Perhaps the most frustrating objection to salespeople is the brush-off. It most commonly happens during cold calls, and you may be guilty of it yourself! Getting brushed off is when the prospect doesn’t even give you the time to get to your opening statement. They answer, hear you’re a sales rep and say a short phrase before hanging up.
Many salespeople are tempted to immediately call back, but that rarely works. Instead, take a moment to put yourself in the prospect's shoes. They could be busy planning a meeting, in the middle of a conversation with clients, or simply having a bad day.
Try not to make it about you. Give it a bit of time, and try sending a handwritten note or email with a sincere message apologizing for calling them at a bad time and briefly stating that you have an idea that could possibly help their business.
What Are the Best Objection Handling Techniques?
Now that we’ve reviewed some common obstacles, consider these techniques for handling sales objections:
Use Active Listening
As in so many other communication areas, active listening is crucial when navigating a sales objection. Make it clear to the buyer that you are all ears and genuinely care about their concerns and needs. Maintain consistent eye contact, keep an open posture, and ask them to elaborate on their ideas.
Ask Open-Ended Questions
Asking the right questions can assure the buyer that you want to resolve their concerns, and it can help you uncover their pain points. Learn the art of asking thoughtful, open-ended questions, and avoid asking anything that would warrant a one-word answer. Once they’ve provided input, ask follow-up questions and offer a rebuttal for their concerns.
Some prospects simply take longer to convince than others. Don’t be afraid to play the long game, and be willing to commit the time and effort necessary to build trust. Trust and rapport will get you the best sales outcomes possible.
One of the best ways to establish trust is with cold, hard facts. This is where remote sales truly shine. On video calls, you can share your screen to show potential customers case studies of successes you’ve had.
You can guide them through what your team did and how your client’s bottom line benefited from that. They can ask questions in real-time, and you can clarify concerns that might arise.
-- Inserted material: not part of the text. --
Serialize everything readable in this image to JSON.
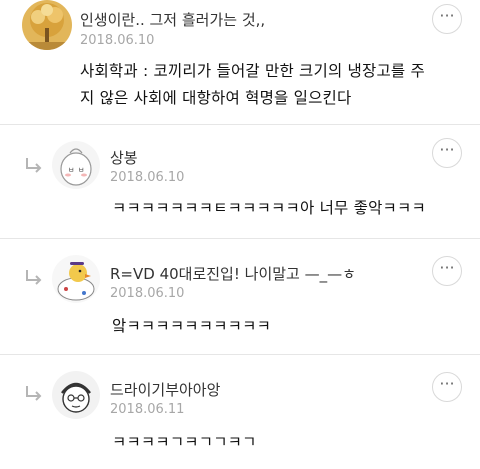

Reframe Your Sales Conversation
Reframing allows you to turn sales objections into opportunities. Find ways to show a prospective buyer a fresh perspective. Consider the information the buyer has acknowledged as true, and reframe the conversation accordingly.
For example, suppose a prospect tells you that they’re already working with a competitor. In that case, you could refocus the conversation on how your product complements the existing solution or stress its unique value proposition.
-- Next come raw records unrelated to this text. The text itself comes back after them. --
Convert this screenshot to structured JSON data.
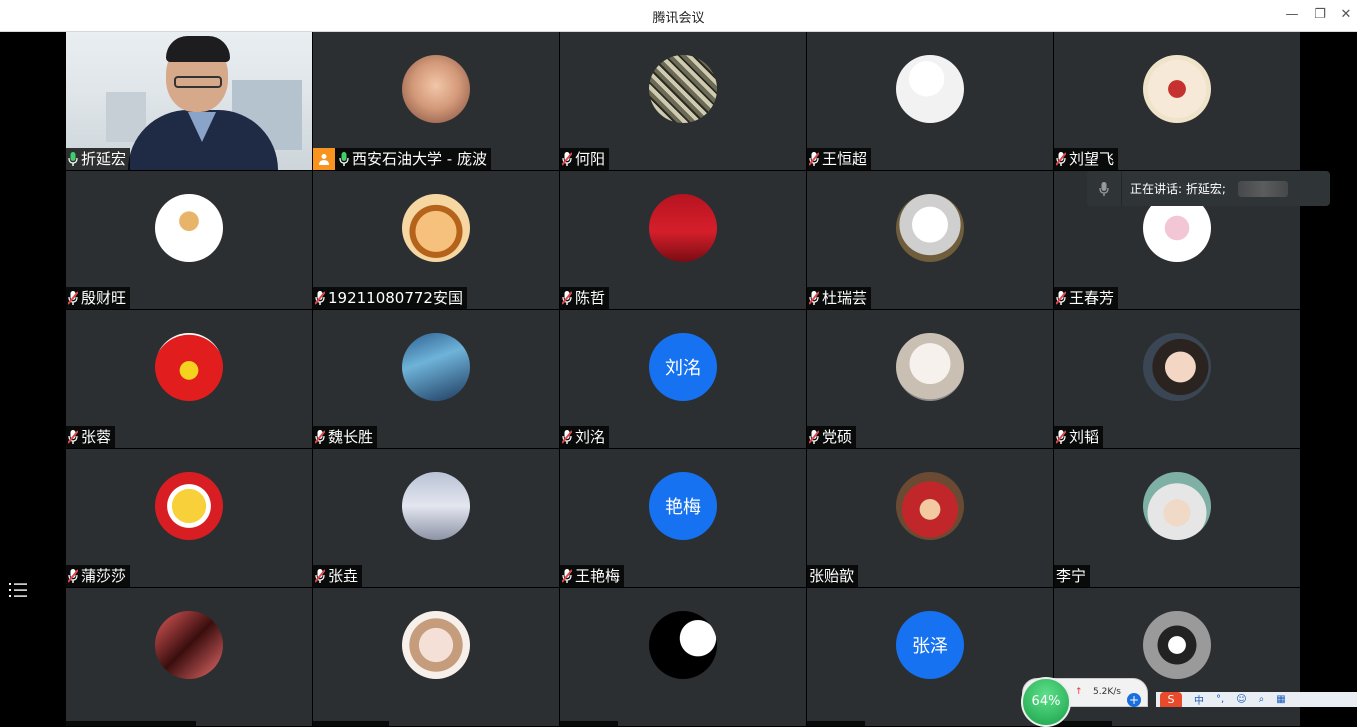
{
  "window": {
    "title": "腾讯会议",
    "minimize": "—",
    "restore": "❐",
    "close": "✕"
  },
  "speaking_indicator": {
    "text": "正在讲话: 折延宏;"
  },
  "participants": [
    {
      "name": "折延宏",
      "video": true,
      "mic": "on",
      "avatar": "video"
    },
    {
      "name": "西安石油大学 - 庞波",
      "host": true,
      "mic": "on",
      "avatar": "baby-photo"
    },
    {
      "name": "何阳",
      "mic": "muted",
      "avatar": "cube-photo"
    },
    {
      "name": "王恒超",
      "mic": "muted",
      "avatar": "sketch-figure"
    },
    {
      "name": "刘望飞",
      "mic": "muted",
      "avatar": "anime-figure"
    },
    {
      "name": "殷财旺",
      "mic": "muted",
      "avatar": "cartoon-kid"
    },
    {
      "name": "19211080772安国",
      "mic": "muted",
      "avatar": "cartoon-boy"
    },
    {
      "name": "陈哲",
      "mic": "muted",
      "avatar": "football-player"
    },
    {
      "name": "杜瑞芸",
      "mic": "muted",
      "avatar": "white-cat"
    },
    {
      "name": "王春芳",
      "mic": "muted",
      "avatar": "pink-cartoon"
    },
    {
      "name": "张蓉",
      "mic": "muted",
      "avatar": "red-hair-cartoon"
    },
    {
      "name": "魏长胜",
      "mic": "muted",
      "avatar": "blue-landscape"
    },
    {
      "name": "刘洺",
      "mic": "muted",
      "avatar_text": "刘洺"
    },
    {
      "name": "党硕",
      "mic": "muted",
      "avatar": "fluffy-cat"
    },
    {
      "name": "刘韬",
      "mic": "muted",
      "avatar": "boy-photo"
    },
    {
      "name": "蒲莎莎",
      "mic": "muted",
      "avatar": "yellow-duck"
    },
    {
      "name": "张垚",
      "mic": "muted",
      "avatar": "anime-man"
    },
    {
      "name": "王艳梅",
      "mic": "muted",
      "avatar_text": "艳梅"
    },
    {
      "name": "张贻歆",
      "mic": "none",
      "avatar": "teletubby"
    },
    {
      "name": "李宁",
      "mic": "none",
      "avatar": "anime-silver-hair"
    },
    {
      "name": "",
      "mic": "none",
      "avatar": "red-anime"
    },
    {
      "name": "",
      "mic": "none",
      "avatar": "girl-photo"
    },
    {
      "name": "",
      "mic": "none",
      "avatar": "moon-silhouette"
    },
    {
      "name": "",
      "mic": "none",
      "avatar_text": "张泽"
    },
    {
      "name": "",
      "mic": "none",
      "avatar": "football-badge"
    }
  ],
  "net_widget": {
    "percent": "64%",
    "speed": "5.2K/s"
  },
  "tray": {
    "ime": "S",
    "lang": "中"
  },
  "colors": {
    "tile_bg": "#2b2f31",
    "text_avatar": "#1672f0",
    "muted_mic": "#e0464b",
    "active_mic": "#3fcf6b",
    "host_badge": "#f7931e"
  }
}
If you need a little help, AI like Poised can help you adjust your presentation as you go along and give you an honest breakdown afterward for learning purposes.
Overcome Buyer Objections With Help From Poised
Buyer objections are a way of life for salespeople. Try not to get discouraged and quit too soon on your prospects! Follow the guidance of and learn to navigate objections with grace.
Using tools like Poised can also help you win over prospects and grow significantly as a communicator and salesperson. Our communication coach will help you improve your verbal and nonverbal communication during video calls in real-time and track your long-term performance so you can improve over time.
If a Customer Says Your Product or Service Is Too Expensive, This Is What You Should Say | Inc
The Four Types of Sales Objections and How To Overcome Them | Forbes